Middleton complained that Fort Lewis leaders never reached out to her to explain their concerns.
But Schwartz said he didn't even know who the sponsor was until last week, when the bill was introduced. He and Fort
Lewis President Brad Bartel flew to Denver last November to meet with Munn, after they heard rumors that his department
was planning a Fort Lewis bill. They tried to talk Munn and his staff out of the idea, Schwartz said.
Fort Lewis administrators want to mend hurt feelings now that the bill is gone. Bartel released a written statement
thanking Middleton for pulling the bill.
We understand that her intent was never to hurt Fort Lewis College. We want to thank her for her advocacy for
education and for her commitment to all Native American students," Bartel said.

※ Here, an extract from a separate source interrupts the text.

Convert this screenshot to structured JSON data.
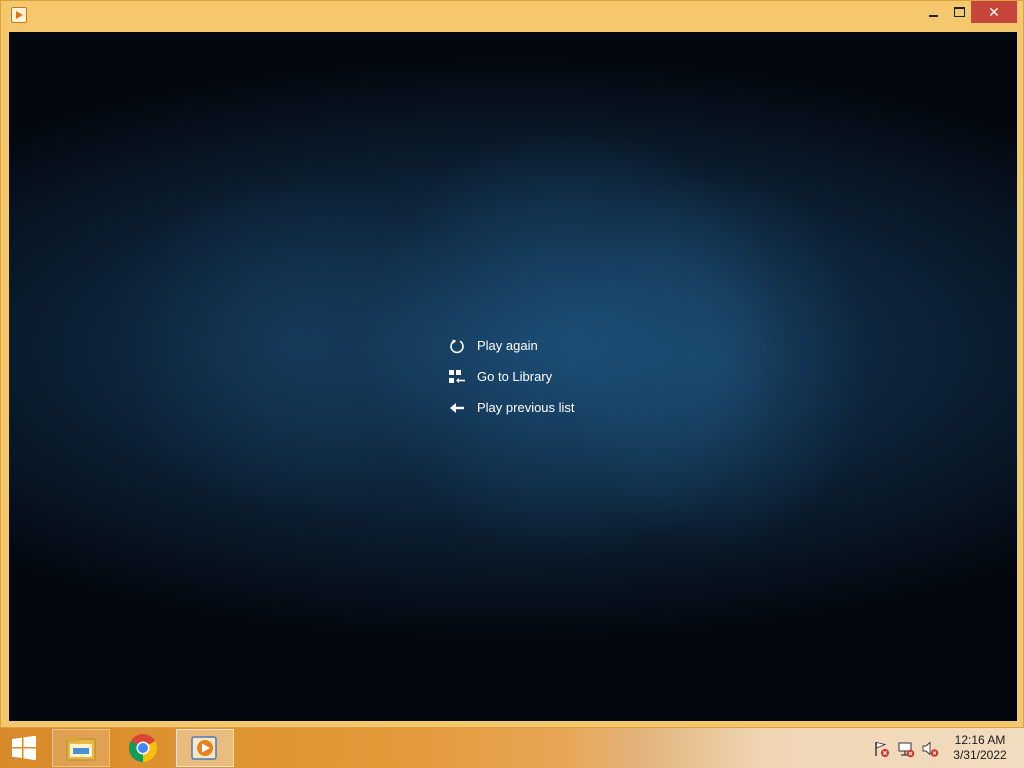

Fort Lewis still supports re-examining how the tuition waiver program is funded, but college leaders want to do it as
part of a look at budgets for all Colorado colleges, Schwartz said. Ritter has set up a panel to do that study this
Roberts doubts that the fight will get Fort Lewis College blacklisted at the budget committee.
I know the legislators on the Joint Budget Committee are professionals and committed public servants. I do not
anticipate they will let partisan and political reasons factor in to those discussions when it comes to larger
discussions about the budget," Roberts said.
The backers of HB 1067 might crack down on Fort Lewis in other ways. In the meeting with tribal leaders, Middleton said
she's concerned that most American Indian students at Fort Lewis are not from Colorado. She wants Fort Lewis to recruit
more in-state students for the waiver, which would be much cheaper for the state.
In the same meeting, Munn questioned whether Fort Lewis might be violating the 1911 contract by its recent conversion
to a college that accepts only top-ranked students.
Leadership of the two Ute tribes was divided about what to do. Ute Mountain Ute Chairman Ernest House Sr. said he wants
Fort Lewis and the state to work out a solution among themselves. But the Southern Ute Tribal Council voted Thursday to
oppose HB 1067, said Southern Ute Chairman Matthew Box.
The free tuition program dates to Fort Lewis' history as an Indian Boarding School, where American Indian children were
forcibly removed from their families to assimilate them into American culture. In 1911, the federal government turned
over the school and its land near Hesperus to the state, with the requirement that the state educate all Indian
The state tried to get out of the deal in the 1970s, which brought a lawsuit. The 10th Circuit Court of Appeals ruled
against the state.
Box said he thinks the bill contravenes the spirit if not the letter" of the 10th Circuit ruling.